ExTASY: a flexible and scalable approach to biomolecular simulation
Posted: 18 Jul 2016 | 12:20
Over the last 10 years, the growth in performance of HPC systems has come largely from increasing core counts, which poses a question of application developers and users – how to best make use of the parallelism on offer?
In the field of biomolecular simulation, for example, strong scaling – using more cores for a fixed problem size – is typically limited to a few hundred CPU cores (or a single GPU) with system sizes of 10-100 thousands of atoms. Weak scaling – increasing the problem size proportionally to the number of cores – produces good performance numbers for systems with up to a billion atoms, but most scientifically relevant simulations are much smaller.
To understand the behaviour and function of a biomolecular system requires achieving a good ‘sampling’ of the conformational space of the system – essentially running a long enough simulation that the molecule has time to randomly explore all the possible ‘shapes’ it is capable of taking. This sounds simple, but in practice poses a real problem – a Molecular Dynamics simulation visits states with a probability exponentially proportional to the free energy of that state. Biological systems usually have a small number of low energy states (for example different foldings of a protein) separated by high energy barriers. Crossing a barrier has such a low probability it might take a few milliseconds or longer for a molecule to spontaneously leave the current state and transition to a new one. The problem is that even with custom high-performance hardware and software, it can take months of computing to simulate even a single millisecond of dynamics! As a result various methods have been developed, such as Metadynamics and Accelerated Dynamics, that aim to ‘push’ simulations over energy barriers and speed up the exploration of the conformational space. Another approach is, rather than run a single MD simulation, to run a ‘swarm’ of 100s or more simulations starting from the same point, increasing the chance that at least one of them will cross a barrier.
Free energy landscape of Alanine-12, computed using Diffusion-Map-directed MD. Representative conformations are shown for each of the regions of the space which have been sampled.
These swarm or ‘ensemble’ simulations are well suited to making use of parallel computing resources since each simulation is independent, or perhaps loosely coupled via some infrequent analysis step.

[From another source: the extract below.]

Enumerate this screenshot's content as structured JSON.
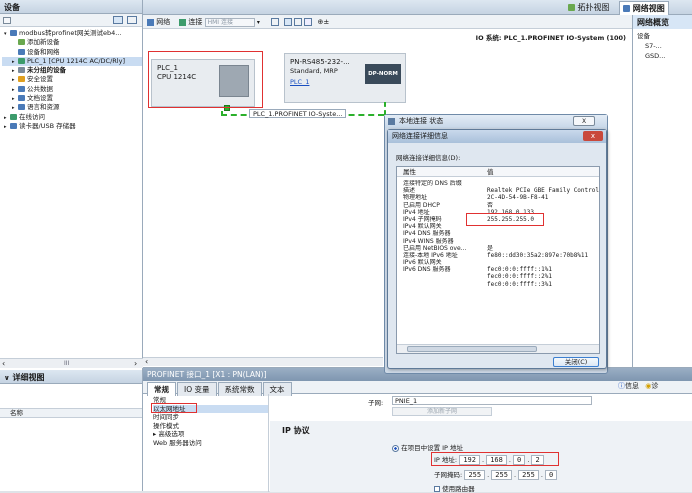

The ExTASY project has developed a Python framework – Ensemble Toolkit – which provides a powerful but user-friendly API for coding workflows involving ensemble MD simulations coupled to tools which analyse the results of the simulations and propose new start-points for further MD in an iterative ‘Simulation-Analysis Loop’ pattern. Building on top of the established distributed computing middleware RADICAL-Pilot, our toolkit allows not only for workflows to be specified programmatically, but they may then be executed directly on a range of compute resources, including locally or on remote HPC or cloud computing platforms. The differences between execution platforms are abstracted away from the user, and the middleware handles details such as resource allocation (perhaps via a batch system), bootstrapping the Pilot-Job which is used to execute the workflow, data staging to and from the target resource, as well as execution of the workflow, respecting dependencies that are defined between the tasks.
Dynamics of BPTI from a 1ms trajectory generated using the Anton computer. Different conformational states are labelled by colour, showing the the rare purple state which is only seen briefly towards the end of the simulation.
So far, we have worked with researchers from Rice University and the University of Nottingham to implement two different sampling workflows using Ensemble Toolkit: Diffusion-Map-directed-MD, which uses the GROMACS program for the simulations and LSDMap to analyse the results, and CoCo-MD, based on the AMBER MD program and an analysis tool called CoCo. Thanks to the platform-independent middleware, we have demonstrated these workflows running on several large HPC systems in the UK and US (ARCHER, a Cray XC30, Stampede, a Linux cluster and Blue Waters, a Cray XE6/XK7) using over 3000 cores.
Running advanced sampling applications on a remote HPC system using Ensemble MD
The ExTASY project is just one example of how science is adapting to the trends in computing hardware, finding more parallelism to use more cores, coupled with the ability to run on whatever platform is available.
Iain Bethune, EPCC